Archbishop Gordon invited all gathered to repeat: “All men have sinned and fallen short of the glory of God.” He said we’ve all done what is wrong, what is against God’s law and what is despicable to God and other people. The clients were encouraged to ask for God’s mercy this Christmas season recognising that they’ve done wrong.

A view towards rehabilitation

Senior Superintendent Programmes and Industry department, Patrick King told the clients that the visits were “designed specially” for them. He hoped at the end of the visits they would choose how they plan to live their lives and avoid re-entry into the prisons.

He reminded them that “all the tests and challenges you face are not uncommon to man or God. You are not lost. You have an opportunity to do better so when you return to society, you will share the experiences you had to also change lives.”

Adding to the discourse, Superintendent MSP Noel Phillip said he has been charged with changing and converting lives although the average prison officer is not trained as an expert in any way.

He explained, It’s a very challenging job… we try our best as much as possible to cope with the demands of the expectations of government, other stakeholders and you, the client.”

Supt Phillip commented that the job is ably assisted by persons from the faith-based organisations. He thought it fitting that they faced the wall of the Michael Hercules gymnasium where the “principles” upon which faith is based is written–wisdom, justice, truth and discipline.

He highlighted the yeoman service conducted  over the years by the RC Prison Ministry for clients at all prison establishments. “And they continue to support us and help us achieve our mandate in helping you,” he said.

Prison radio station

During the tour, Archbishop Gordon visited and was a guest on the RISE (Rehabilitating Inmates Seeking Employment) Maximum Radio Station. The programme, guided by the Acting Assistant Commissioner of Prisons Deopersad Ramoutar is a collaborative effort between clients and officers. He was accompanied by Assistant Commissioner Programmes and Industry Sherwin Bruce and two   death-row clients.

In continuing the discussion, he said the way the current justice system is operating requires an architect. “Unfortunately, we’ve been hiring builders.
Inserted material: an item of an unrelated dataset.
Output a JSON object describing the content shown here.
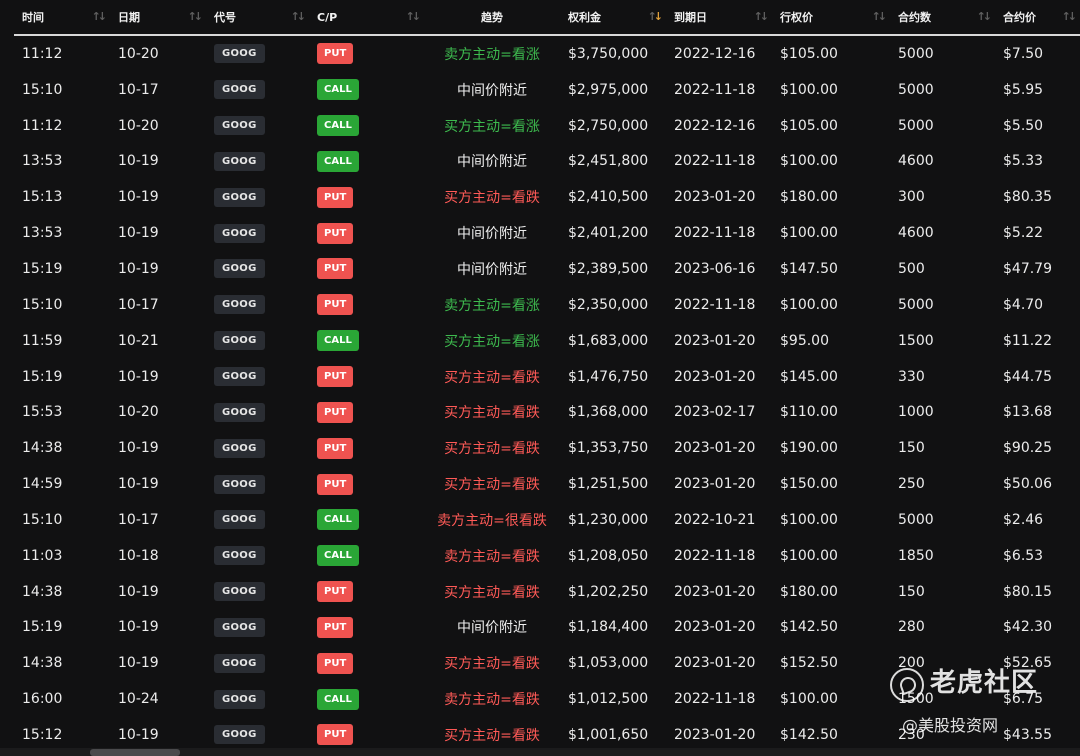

Because when the light gone, you fix the light…but there’s a time when the patch work you do to a system doesn’t help anymore. You need to stand back, have an architect to look over the whole system and put the thing back together in a way that suits a modern democracy for the 21st century,” he said.


Archbishop Jason Gordon (left) was a special guest on Maximum Security Prisons’ (MSP) RISE radio programme. Video screen grab.


A MSP client puts a question to Archbishop Gordon. Photo courtesy the Communications Department of the T&T Prison Service.